(Entries from a dataset of interfaces)

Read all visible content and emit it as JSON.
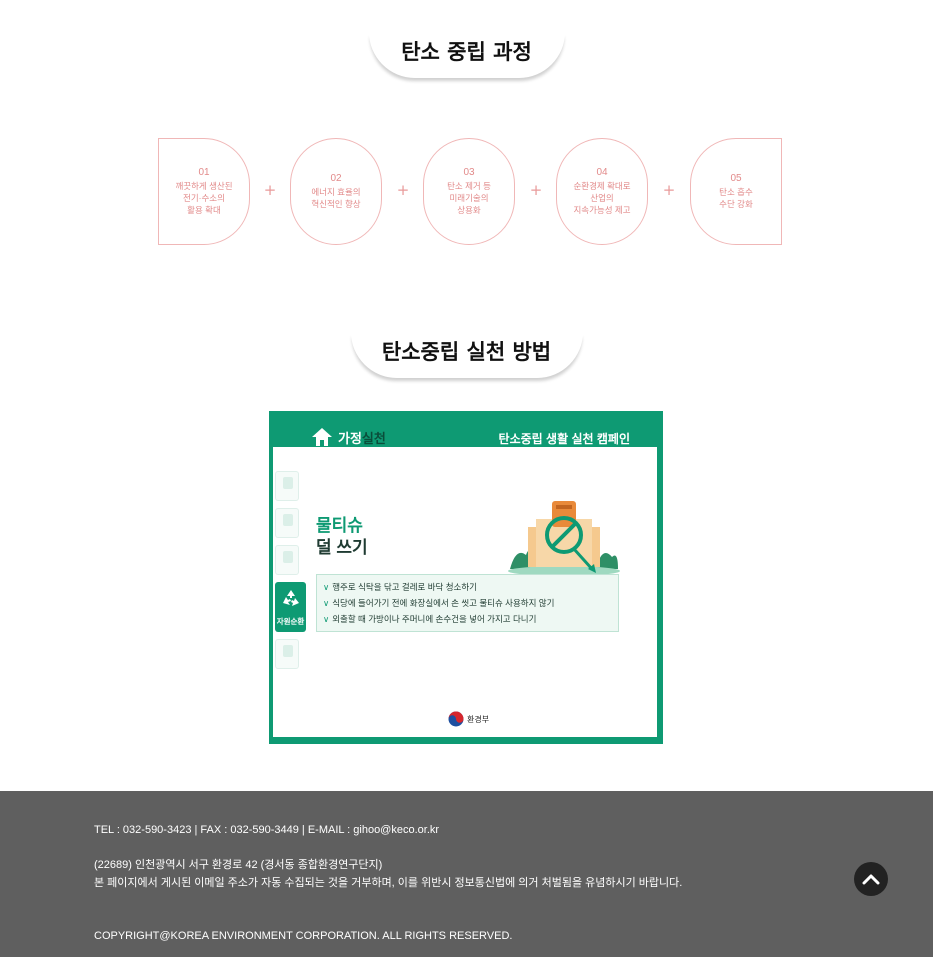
{
  "section_process": {
    "title": "탄소 중립 과정",
    "steps": [
      {
        "num": "01",
        "text": "깨끗하게 생산된\n전기·수소의\n활용 확대"
      },
      {
        "num": "02",
        "text": "에너지 효율의\n혁신적인 향상"
      },
      {
        "num": "03",
        "text": "탄소 제거 등\n미래기술의\n상용화"
      },
      {
        "num": "04",
        "text": "순환경제 확대로\n산업의\n지속가능성 제고"
      },
      {
        "num": "05",
        "text": "탄소 흡수\n수단 강화"
      }
    ],
    "plus": "+"
  },
  "section_practice": {
    "title": "탄소중립 실천 방법",
    "card": {
      "category_main": "가정",
      "category_sub": "실천",
      "campaign": "탄소중립 생활 실천 캠페인",
      "headline_line1": "물티슈",
      "headline_line2": "덜 쓰기",
      "side_active_label": "자원순환",
      "tips": [
        "행주로 식탁을 닦고 걸레로 바닥 청소하기",
        "식당에 들어가기 전에 화장실에서 손 씻고 물티슈 사용하지 않기",
        "외출할 때 가방이나 주머니에 손수건을 넣어 가지고 다니기"
      ],
      "tip_marker": "∨",
      "ministry": "환경부"
    },
    "colors": {
      "accent": "#0e9a73",
      "pink": "#e28a8a"
    }
  },
  "footer": {
    "contact": "TEL : 032-590-3423 | FAX : 032-590-3449 | E-MAIL : gihoo@keco.or.kr",
    "address": "(22689) 인천광역시 서구 환경로 42 (경서동 종합환경연구단지)",
    "notice": "본 페이지에서 게시된 이메일 주소가 자동 수집되는 것을 거부하며, 이를 위반시 정보통신법에 의거 처벌됨을 유념하시기 바랍니다.",
    "copyright": "COPYRIGHT@KOREA ENVIRONMENT CORPORATION. ALL RIGHTS RESERVED.",
    "top_button_icon": "chevron-up-icon"
  }
}
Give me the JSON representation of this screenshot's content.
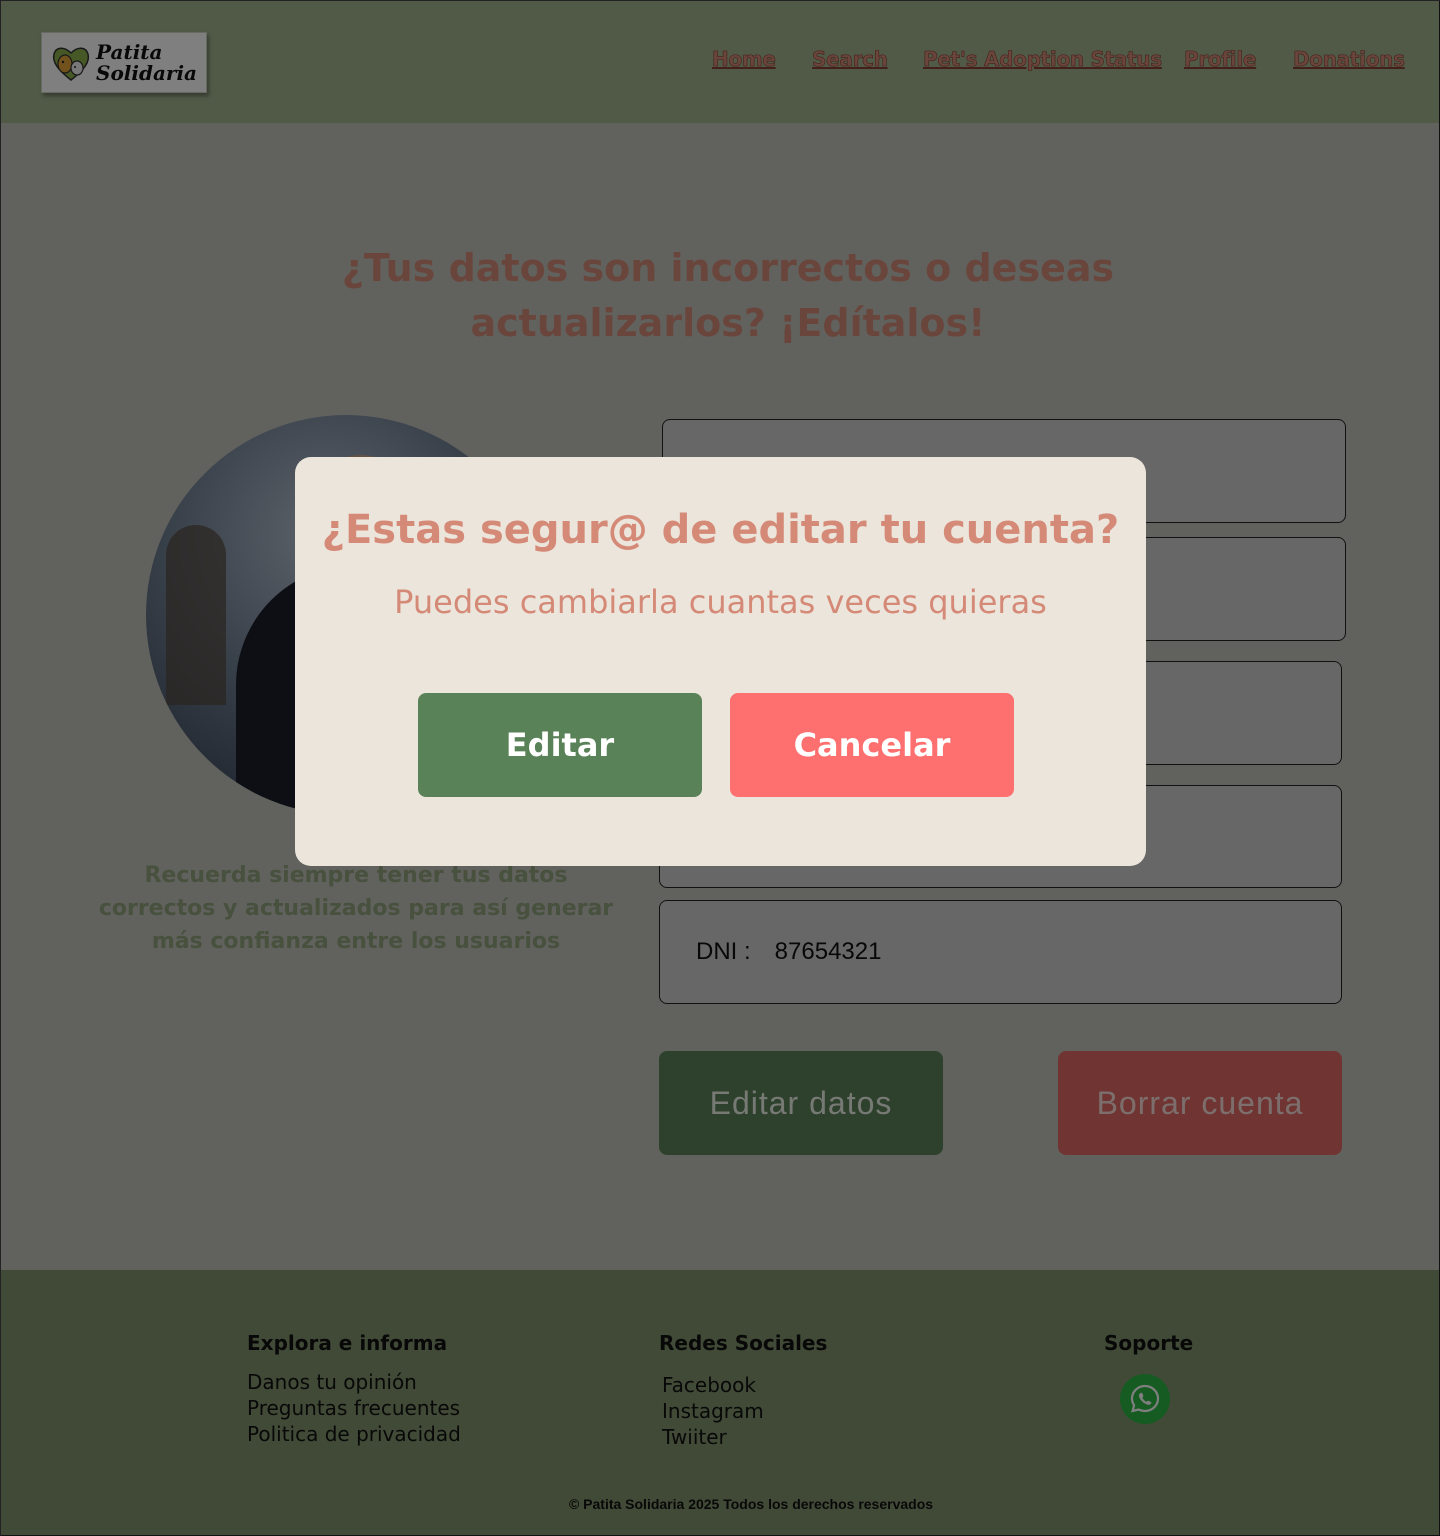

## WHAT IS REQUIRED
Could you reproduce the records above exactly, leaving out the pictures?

## THE COMPLETED TASK
Read all visible content and emit it as JSON.
{
  "section_process": {
    "title": "탄소 중립 과정",
    "steps": [
      {
        "num": "01",
        "text": "깨끗하게 생산된\n전기·수소의\n활용 확대"
      },
      {
        "num": "02",
        "text": "에너지 효율의\n혁신적인 향상"
      },
      {
        "num": "03",
        "text": "탄소 제거 등\n미래기술의\n상용화"
      },
      {
        "num": "04",
        "text": "순환경제 확대로\n산업의\n지속가능성 제고"
      },
      {
        "num": "05",
        "text": "탄소 흡수\n수단 강화"
      }
    ],
    "plus": "+"
  },
  "section_practice": {
    "title": "탄소중립 실천 방법",
    "card": {
      "category_main": "가정",
      "category_sub": "실천",
      "campaign": "탄소중립 생활 실천 캠페인",
      "headline_line1": "물티슈",
      "headline_line2": "덜 쓰기",
      "side_active_label": "자원순환",
      "tips": [
        "행주로 식탁을 닦고 걸레로 바닥 청소하기",
        "식당에 들어가기 전에 화장실에서 손 씻고 물티슈 사용하지 않기",
        "외출할 때 가방이나 주머니에 손수건을 넣어 가지고 다니기"
      ],
      "tip_marker": "∨",
      "ministry": "환경부"
    },
    "colors": {
      "accent": "#0e9a73",
      "pink": "#e28a8a"
    }
  },
  "footer": {
    "contact": "TEL : 032-590-3423 | FAX : 032-590-3449 | E-MAIL : gihoo@keco.or.kr",
    "address": "(22689) 인천광역시 서구 환경로 42 (경서동 종합환경연구단지)",
    "notice": "본 페이지에서 게시된 이메일 주소가 자동 수집되는 것을 거부하며, 이를 위반시 정보통신법에 의거 처벌됨을 유념하시기 바랍니다.",
    "copyright": "COPYRIGHT@KOREA ENVIRONMENT CORPORATION. ALL RIGHTS RESERVED.",
    "top_button_icon": "chevron-up-icon"
  }
}
Give me the JSON representation of this screenshot's content.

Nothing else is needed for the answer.